### [PROMPT]
Check each line of the data below for the string "JSON", then report how many lines have it and nothing else.

-------- RECORDS TO USE

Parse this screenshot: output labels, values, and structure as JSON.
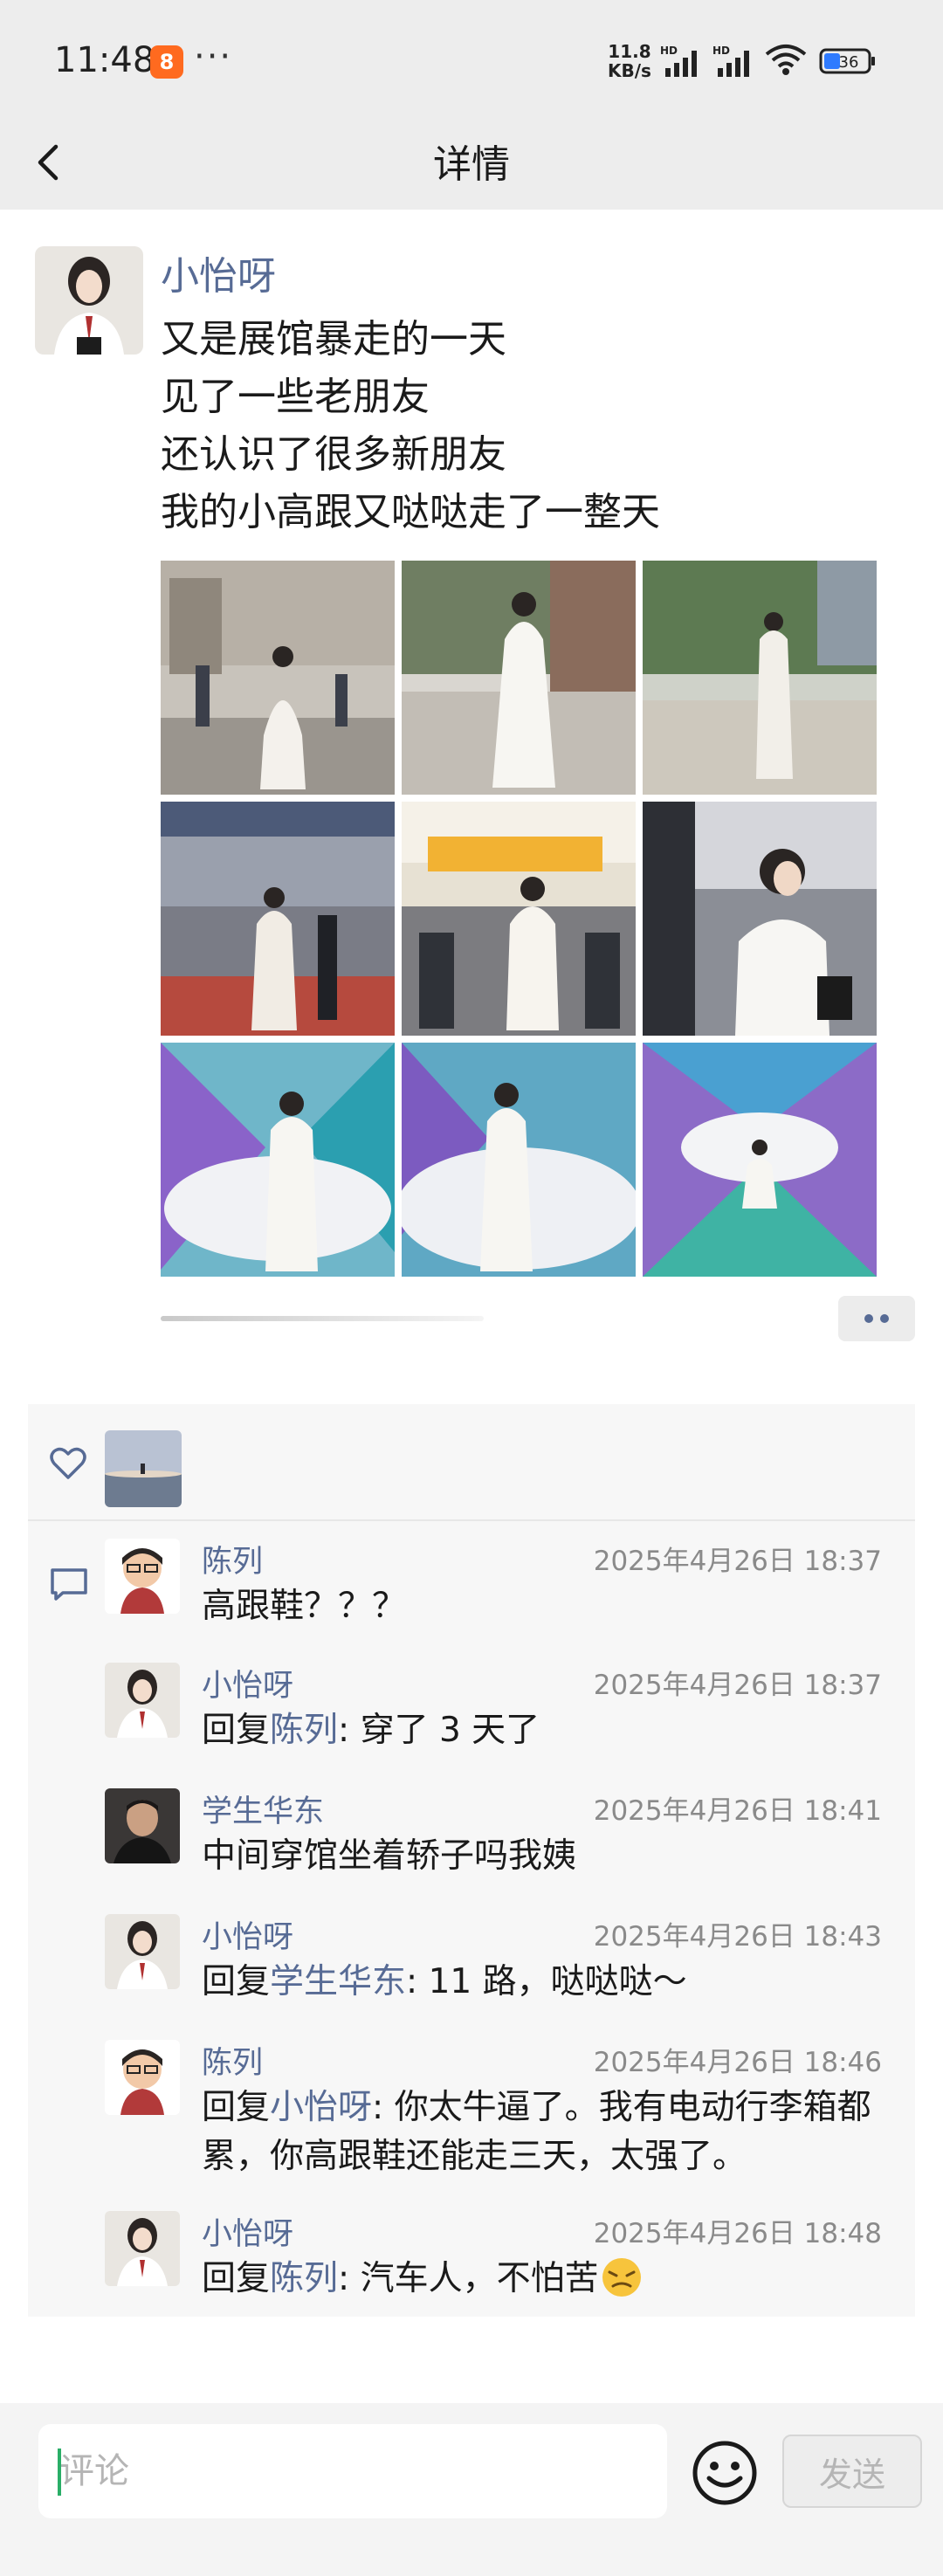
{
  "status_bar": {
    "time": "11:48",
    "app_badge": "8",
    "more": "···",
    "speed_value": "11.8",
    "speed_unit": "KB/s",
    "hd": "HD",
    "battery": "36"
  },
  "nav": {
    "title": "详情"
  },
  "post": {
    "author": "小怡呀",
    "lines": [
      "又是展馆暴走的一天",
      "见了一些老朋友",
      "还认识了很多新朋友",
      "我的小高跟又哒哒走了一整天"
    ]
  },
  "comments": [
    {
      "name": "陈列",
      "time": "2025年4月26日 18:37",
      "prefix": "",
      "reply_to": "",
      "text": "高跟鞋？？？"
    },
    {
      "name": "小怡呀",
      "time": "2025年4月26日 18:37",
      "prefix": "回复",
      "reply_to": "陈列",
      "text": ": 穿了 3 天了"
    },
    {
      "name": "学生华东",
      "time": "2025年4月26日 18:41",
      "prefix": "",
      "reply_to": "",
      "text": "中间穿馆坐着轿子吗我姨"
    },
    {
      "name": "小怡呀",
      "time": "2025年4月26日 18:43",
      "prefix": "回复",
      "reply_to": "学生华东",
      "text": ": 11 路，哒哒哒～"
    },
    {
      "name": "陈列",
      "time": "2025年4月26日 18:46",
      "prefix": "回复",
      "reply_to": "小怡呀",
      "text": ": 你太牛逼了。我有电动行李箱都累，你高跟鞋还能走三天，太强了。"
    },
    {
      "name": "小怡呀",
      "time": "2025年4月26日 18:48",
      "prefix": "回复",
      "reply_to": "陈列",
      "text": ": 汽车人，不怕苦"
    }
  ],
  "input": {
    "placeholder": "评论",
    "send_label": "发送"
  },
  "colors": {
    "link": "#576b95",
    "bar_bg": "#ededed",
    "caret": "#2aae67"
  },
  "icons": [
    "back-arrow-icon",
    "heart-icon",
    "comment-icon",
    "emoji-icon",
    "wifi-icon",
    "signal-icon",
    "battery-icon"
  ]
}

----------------
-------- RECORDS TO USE

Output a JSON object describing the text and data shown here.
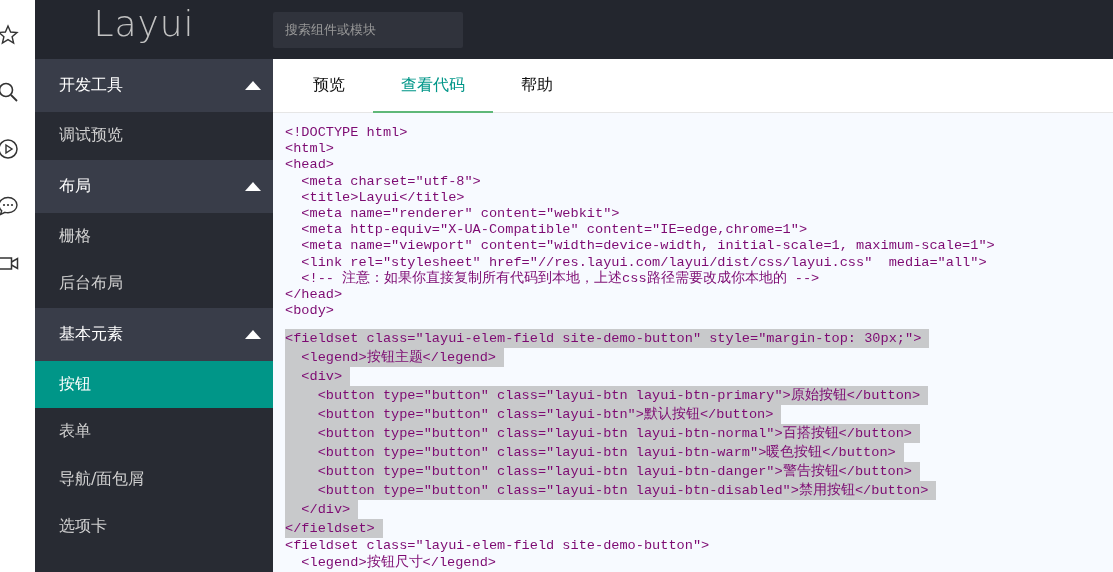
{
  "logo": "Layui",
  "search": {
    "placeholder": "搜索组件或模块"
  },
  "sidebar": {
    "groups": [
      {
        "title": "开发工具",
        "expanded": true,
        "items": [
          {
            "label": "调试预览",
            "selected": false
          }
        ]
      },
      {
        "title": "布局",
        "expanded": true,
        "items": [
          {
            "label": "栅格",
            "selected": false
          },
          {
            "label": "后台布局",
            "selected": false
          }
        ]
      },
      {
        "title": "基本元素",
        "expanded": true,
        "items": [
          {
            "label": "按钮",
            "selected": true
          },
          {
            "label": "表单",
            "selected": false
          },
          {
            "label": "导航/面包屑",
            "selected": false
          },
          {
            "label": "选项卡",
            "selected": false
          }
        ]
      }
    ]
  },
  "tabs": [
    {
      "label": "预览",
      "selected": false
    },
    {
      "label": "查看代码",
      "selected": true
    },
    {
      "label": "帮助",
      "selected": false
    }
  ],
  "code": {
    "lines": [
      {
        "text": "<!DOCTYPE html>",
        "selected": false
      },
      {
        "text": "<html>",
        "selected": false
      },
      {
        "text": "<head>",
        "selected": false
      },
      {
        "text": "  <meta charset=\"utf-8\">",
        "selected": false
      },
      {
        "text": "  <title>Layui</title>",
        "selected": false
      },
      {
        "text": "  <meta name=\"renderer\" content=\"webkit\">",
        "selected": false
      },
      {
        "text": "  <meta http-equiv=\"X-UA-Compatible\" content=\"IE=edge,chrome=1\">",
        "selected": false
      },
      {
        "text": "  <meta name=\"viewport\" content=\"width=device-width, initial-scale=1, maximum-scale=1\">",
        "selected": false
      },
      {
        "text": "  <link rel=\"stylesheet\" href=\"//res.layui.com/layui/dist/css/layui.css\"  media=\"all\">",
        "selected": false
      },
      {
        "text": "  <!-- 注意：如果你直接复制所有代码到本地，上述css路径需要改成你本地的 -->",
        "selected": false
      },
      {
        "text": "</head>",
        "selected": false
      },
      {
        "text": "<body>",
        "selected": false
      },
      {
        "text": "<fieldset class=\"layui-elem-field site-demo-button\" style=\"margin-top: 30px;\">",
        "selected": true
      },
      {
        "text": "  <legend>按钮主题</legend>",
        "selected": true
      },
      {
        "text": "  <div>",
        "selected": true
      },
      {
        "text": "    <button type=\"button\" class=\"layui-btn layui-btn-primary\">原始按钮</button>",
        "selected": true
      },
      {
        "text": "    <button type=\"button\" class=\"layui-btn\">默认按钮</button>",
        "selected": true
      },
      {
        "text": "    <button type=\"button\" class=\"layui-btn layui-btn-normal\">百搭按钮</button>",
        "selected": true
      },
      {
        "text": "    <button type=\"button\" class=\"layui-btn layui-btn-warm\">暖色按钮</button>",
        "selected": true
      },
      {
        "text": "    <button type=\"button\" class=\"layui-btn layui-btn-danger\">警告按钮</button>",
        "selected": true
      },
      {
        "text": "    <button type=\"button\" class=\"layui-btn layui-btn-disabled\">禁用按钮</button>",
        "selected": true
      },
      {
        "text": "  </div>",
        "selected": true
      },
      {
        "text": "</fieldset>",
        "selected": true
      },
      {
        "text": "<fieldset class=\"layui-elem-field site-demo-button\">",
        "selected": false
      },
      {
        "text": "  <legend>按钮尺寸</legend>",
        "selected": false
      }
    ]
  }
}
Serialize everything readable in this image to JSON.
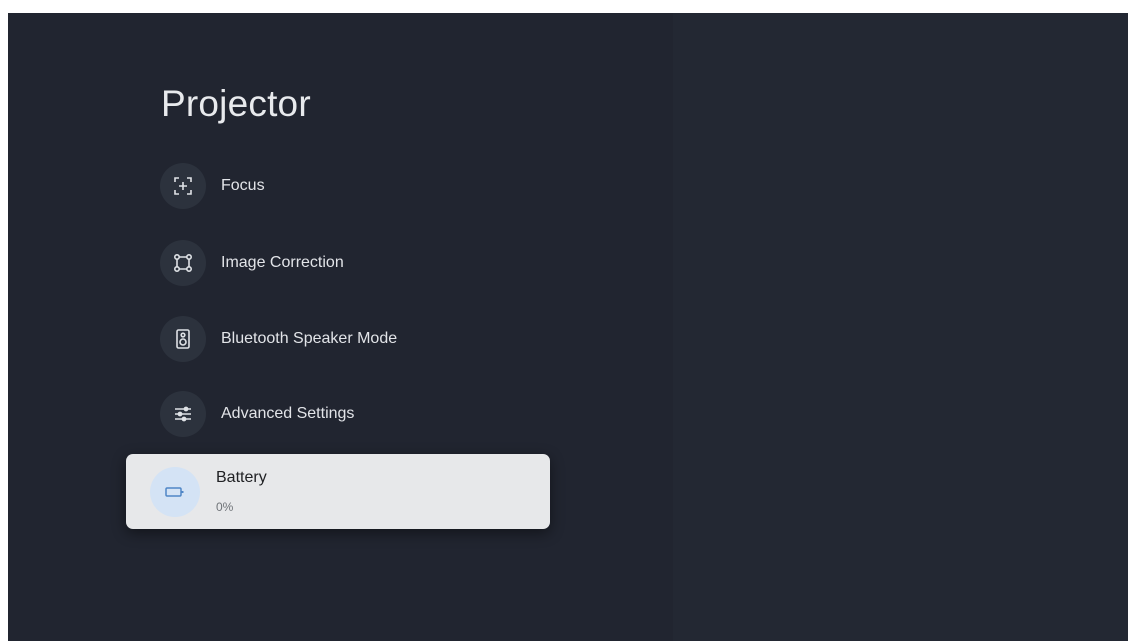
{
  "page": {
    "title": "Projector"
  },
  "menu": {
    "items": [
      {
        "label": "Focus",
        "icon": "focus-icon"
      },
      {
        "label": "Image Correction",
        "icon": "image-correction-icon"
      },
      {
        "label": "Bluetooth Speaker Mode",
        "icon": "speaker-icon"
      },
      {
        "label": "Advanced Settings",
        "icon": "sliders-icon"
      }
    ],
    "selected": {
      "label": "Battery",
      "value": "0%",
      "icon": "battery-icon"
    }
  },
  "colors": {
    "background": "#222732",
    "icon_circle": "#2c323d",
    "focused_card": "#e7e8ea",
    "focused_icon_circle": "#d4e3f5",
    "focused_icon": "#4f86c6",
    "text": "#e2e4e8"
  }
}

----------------

### [FINISHED EXERCISE]
3